*WHAT TO DO:* The lines you return should be those containing the string "kind", taken from the data below.

*RECORDS FOR PROCESSING:*
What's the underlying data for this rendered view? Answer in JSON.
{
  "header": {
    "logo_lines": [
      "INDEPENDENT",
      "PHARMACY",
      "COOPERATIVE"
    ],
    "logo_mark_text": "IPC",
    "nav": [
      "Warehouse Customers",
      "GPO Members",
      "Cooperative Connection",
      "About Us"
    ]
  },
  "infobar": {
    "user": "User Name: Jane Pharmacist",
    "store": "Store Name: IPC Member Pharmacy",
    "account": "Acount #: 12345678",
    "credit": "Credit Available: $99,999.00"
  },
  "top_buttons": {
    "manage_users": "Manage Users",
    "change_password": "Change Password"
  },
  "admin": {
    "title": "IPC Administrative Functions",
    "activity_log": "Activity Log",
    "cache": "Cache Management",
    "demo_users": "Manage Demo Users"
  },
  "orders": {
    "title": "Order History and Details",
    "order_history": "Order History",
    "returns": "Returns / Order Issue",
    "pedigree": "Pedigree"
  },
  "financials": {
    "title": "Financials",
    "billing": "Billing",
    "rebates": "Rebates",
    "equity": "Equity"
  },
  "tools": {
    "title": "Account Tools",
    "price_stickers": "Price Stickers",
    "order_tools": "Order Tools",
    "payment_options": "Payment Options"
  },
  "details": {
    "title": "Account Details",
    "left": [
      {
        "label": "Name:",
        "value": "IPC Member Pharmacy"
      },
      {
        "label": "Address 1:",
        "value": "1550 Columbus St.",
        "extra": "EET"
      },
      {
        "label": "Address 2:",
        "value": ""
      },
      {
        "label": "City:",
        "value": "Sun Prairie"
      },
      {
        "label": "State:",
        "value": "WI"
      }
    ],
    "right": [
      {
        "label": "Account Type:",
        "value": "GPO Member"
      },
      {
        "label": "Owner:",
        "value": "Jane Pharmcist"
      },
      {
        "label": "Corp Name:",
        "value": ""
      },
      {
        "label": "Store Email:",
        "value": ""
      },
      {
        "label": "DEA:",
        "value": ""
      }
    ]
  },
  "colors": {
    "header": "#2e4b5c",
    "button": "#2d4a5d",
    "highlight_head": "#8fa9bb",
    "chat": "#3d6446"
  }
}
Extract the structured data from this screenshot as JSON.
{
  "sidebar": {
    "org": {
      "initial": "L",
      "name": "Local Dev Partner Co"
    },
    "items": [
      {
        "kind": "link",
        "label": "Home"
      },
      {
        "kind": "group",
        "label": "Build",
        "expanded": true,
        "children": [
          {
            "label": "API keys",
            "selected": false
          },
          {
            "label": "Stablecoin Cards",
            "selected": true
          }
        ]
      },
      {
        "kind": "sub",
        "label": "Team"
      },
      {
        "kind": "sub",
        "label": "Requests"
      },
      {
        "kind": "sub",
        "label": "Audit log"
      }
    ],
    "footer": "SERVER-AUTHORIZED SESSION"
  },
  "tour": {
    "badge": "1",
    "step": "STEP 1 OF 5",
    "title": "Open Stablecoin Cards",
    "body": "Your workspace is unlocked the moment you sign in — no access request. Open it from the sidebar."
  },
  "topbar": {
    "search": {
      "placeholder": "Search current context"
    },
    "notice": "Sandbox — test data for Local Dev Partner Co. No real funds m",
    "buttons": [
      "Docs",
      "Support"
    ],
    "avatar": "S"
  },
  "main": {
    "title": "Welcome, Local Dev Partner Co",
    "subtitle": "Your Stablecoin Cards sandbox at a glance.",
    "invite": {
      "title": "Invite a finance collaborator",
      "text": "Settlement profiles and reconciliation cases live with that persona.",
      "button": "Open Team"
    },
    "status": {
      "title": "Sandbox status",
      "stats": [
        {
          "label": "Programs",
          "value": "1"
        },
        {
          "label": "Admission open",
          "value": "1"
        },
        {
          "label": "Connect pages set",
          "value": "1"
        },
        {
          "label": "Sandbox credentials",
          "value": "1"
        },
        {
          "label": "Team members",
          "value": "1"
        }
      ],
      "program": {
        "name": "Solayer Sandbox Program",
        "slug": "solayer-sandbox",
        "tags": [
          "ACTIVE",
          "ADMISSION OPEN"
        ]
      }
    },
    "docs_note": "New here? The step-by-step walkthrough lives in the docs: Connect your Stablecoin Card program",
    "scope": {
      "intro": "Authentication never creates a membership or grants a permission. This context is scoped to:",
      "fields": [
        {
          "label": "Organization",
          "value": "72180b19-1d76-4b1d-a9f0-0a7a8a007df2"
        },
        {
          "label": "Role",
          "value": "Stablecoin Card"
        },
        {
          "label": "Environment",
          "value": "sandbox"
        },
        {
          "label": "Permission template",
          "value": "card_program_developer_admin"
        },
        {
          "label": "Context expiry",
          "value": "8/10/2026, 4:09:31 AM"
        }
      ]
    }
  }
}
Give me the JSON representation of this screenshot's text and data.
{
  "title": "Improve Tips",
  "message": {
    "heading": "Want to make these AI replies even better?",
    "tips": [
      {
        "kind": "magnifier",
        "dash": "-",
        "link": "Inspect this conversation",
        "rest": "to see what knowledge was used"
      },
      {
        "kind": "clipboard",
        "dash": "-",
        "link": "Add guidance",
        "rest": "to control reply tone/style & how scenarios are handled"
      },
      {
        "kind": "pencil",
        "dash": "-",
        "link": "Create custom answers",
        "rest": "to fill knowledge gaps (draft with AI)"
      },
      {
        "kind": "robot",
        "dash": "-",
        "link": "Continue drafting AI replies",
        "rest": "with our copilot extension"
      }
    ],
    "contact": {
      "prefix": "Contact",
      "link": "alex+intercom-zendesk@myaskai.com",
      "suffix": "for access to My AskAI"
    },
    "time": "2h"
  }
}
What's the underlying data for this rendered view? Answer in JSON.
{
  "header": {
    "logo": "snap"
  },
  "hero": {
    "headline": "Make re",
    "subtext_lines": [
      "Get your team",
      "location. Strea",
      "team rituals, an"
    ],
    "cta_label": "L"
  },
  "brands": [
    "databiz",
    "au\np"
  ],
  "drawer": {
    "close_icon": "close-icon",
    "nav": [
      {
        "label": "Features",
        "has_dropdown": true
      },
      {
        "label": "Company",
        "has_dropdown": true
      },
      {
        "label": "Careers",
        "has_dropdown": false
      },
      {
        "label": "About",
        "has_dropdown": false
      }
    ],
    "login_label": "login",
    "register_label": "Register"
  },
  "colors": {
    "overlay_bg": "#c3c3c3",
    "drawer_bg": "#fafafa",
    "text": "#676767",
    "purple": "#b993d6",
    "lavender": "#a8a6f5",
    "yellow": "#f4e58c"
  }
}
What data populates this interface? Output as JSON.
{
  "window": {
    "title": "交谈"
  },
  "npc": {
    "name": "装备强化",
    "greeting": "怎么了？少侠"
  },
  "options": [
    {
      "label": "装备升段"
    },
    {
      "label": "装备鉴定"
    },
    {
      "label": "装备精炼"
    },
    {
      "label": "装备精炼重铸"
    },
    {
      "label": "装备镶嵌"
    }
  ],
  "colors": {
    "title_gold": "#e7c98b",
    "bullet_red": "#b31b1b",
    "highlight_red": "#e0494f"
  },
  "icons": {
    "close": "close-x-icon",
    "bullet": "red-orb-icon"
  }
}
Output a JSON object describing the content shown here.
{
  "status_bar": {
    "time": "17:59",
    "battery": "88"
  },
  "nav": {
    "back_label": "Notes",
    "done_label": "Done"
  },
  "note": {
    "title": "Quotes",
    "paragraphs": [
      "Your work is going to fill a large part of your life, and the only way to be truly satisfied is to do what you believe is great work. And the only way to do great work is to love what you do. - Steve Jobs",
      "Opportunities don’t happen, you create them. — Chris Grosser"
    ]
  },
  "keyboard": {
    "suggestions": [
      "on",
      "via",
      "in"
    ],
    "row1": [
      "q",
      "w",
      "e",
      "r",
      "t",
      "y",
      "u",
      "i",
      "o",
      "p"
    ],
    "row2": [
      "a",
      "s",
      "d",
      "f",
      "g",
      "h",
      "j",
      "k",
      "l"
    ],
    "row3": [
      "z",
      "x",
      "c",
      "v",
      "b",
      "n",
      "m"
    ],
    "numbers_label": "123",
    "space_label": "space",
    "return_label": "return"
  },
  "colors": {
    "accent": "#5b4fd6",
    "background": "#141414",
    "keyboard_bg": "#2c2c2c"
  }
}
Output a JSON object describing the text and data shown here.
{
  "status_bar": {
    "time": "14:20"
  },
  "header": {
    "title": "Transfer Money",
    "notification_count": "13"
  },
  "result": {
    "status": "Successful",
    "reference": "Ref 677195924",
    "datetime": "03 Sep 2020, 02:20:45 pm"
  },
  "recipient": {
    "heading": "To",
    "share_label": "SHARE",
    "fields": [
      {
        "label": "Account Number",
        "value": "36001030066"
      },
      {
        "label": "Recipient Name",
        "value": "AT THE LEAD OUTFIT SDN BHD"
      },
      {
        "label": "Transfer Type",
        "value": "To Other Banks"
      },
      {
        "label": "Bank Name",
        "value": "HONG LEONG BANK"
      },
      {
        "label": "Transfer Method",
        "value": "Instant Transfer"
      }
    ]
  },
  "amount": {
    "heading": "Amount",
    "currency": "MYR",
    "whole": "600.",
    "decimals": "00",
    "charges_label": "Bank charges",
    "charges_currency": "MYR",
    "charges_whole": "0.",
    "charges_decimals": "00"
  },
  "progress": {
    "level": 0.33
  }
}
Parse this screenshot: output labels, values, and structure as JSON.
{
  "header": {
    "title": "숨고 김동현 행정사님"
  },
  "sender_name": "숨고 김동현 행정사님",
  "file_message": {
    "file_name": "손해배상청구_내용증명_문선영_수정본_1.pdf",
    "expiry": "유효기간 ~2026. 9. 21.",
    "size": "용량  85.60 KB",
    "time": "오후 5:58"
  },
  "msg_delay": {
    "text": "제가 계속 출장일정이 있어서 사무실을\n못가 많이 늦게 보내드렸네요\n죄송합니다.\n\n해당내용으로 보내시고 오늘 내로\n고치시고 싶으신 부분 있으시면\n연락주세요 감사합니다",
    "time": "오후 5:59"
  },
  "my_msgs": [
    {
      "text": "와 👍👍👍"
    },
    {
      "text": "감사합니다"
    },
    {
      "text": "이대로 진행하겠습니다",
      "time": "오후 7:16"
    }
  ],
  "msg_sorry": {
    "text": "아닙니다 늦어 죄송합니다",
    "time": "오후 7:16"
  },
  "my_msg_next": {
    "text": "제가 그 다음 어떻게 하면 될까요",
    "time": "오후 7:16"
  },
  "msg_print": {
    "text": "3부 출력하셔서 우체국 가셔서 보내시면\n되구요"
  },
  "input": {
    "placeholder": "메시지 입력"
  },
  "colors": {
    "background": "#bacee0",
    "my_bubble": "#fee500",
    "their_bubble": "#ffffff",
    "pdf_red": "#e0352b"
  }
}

*EXERCISE RESULT:*
        "kind": "link",
        "kind": "group",
        "kind": "sub",
        "kind": "sub",
        "kind": "sub",
        "kind": "magnifier",
        "kind": "clipboard",
        "kind": "pencil",
        "kind": "robot",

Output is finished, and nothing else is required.